Maryland General Assembly

LEGISLATIVE ACHIEVEMENTS

2000 SB 146/ (HB 1295) “Continuing Care Communities – Certificate of Need Exemption – Direct Admission”

2001 – MaCCRA supported House Bill 472 – ‘Continuing Care Agreements – Designation of a Beneficiary – Entrance Fee’

2002 – MaCCRA supported Senate Bill 355 ‘Department of Aging – Continuing Care Retirement Communities – Regulation

House Bill 321 (Ch. 57) (Del. Malone, et al.) / Senate Bill 180 (Sen. Bromwell) – ‘Continuing Care Communities – Direct Admissions Into Comprehensive Care Nursing Bed – Repeal of Abrogation Provision’

2004 – Passage of Grievance Procedure (House Bill 1001 (Delegate Goldwater, et al)/ Se

nate Bill 785 (Senator Klausmeier) “Continuing Care Facilities – Internal Grievance Procedure”

2006 Senate Bill 103 Sponsored by the Chairman, Finance Committee (By Request – Department of Aging) – “Continuing Care Contracts”

2008 House Bill 1351 – Continuing Care Retirement Communities – Subscriber Grievances

2009 – House Bill 843 (Del. Mary Ann Love, et al) “Continuing Care Retirement Communities – Internal Grievance Procedure and Mediation”

2012 Senate Bill 485 (Senator Kelley, et al) and House Bill 556 (Delegate Hubbard)

 

MARYLAND DEPARTMENT OF AGING

MaCCRA works with the Department of Aging to protect the rights and quality of life of older persons in Maryland.

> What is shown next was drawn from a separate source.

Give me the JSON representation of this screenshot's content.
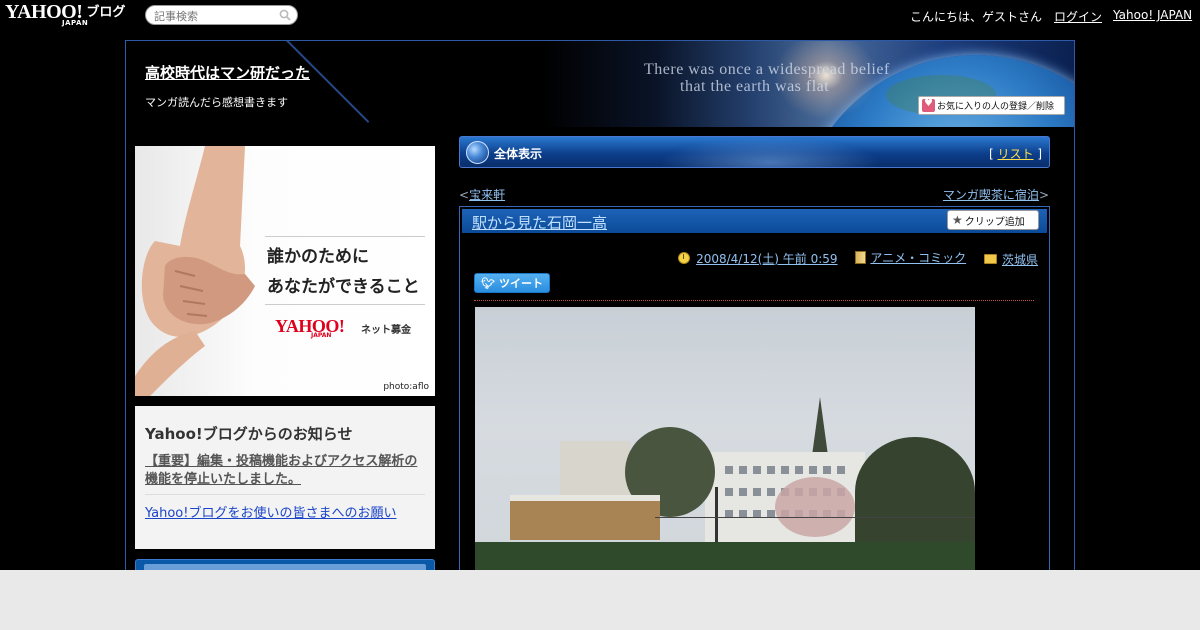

To meet the needs of senior citizens, the Department administers programs throughout the State, primarily through local “area agencies” on aging. Area agencies administer State and federal funds for local senior citizen programs. These programs include advocacy services, health education, housing, information and referral, in-home services, and nutrition (Maryland Annotated Code Human Services Article, secs. 10-201 through 10-214).

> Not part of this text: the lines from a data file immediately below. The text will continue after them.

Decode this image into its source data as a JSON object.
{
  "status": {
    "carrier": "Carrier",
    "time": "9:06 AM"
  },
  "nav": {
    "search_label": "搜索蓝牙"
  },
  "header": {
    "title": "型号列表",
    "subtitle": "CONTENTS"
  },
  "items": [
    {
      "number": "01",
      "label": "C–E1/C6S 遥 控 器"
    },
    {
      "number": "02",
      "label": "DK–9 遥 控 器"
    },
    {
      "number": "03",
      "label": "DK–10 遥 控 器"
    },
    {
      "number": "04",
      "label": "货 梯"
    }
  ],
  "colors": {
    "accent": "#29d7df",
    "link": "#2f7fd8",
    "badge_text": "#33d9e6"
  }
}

The Department monitors and provides technical assistance to a network of nineteen area agencies on aging that serve all counties and Baltimore City. Grants of federal and State funds for local programs to serve the elderly are provided by the federal Older Americans Act (Title III), the federal Food and Agriculture Act (sec. 700), and State general funds. Area agencies also receive local funds, private donations, and contributions from program participants.

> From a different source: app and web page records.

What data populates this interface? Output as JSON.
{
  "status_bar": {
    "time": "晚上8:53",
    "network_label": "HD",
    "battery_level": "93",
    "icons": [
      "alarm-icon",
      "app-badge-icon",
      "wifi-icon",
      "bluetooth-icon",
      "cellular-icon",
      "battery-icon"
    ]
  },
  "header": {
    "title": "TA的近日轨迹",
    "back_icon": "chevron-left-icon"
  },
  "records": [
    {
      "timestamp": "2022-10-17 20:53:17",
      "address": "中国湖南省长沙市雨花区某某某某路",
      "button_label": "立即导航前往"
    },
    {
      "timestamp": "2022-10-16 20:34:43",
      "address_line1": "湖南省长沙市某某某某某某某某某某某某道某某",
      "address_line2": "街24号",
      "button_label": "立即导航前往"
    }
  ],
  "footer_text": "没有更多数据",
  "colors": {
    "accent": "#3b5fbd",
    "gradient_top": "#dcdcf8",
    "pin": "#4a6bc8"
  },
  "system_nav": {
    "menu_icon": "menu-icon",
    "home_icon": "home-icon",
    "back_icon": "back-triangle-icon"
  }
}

The Department of Aging works through five divisions: Budget and Fiscal Services; Client and Community Services; Continuing Care; Housing Services; and Program Development. The Department is aided by the Commission on Aging and the Financial Review Committee.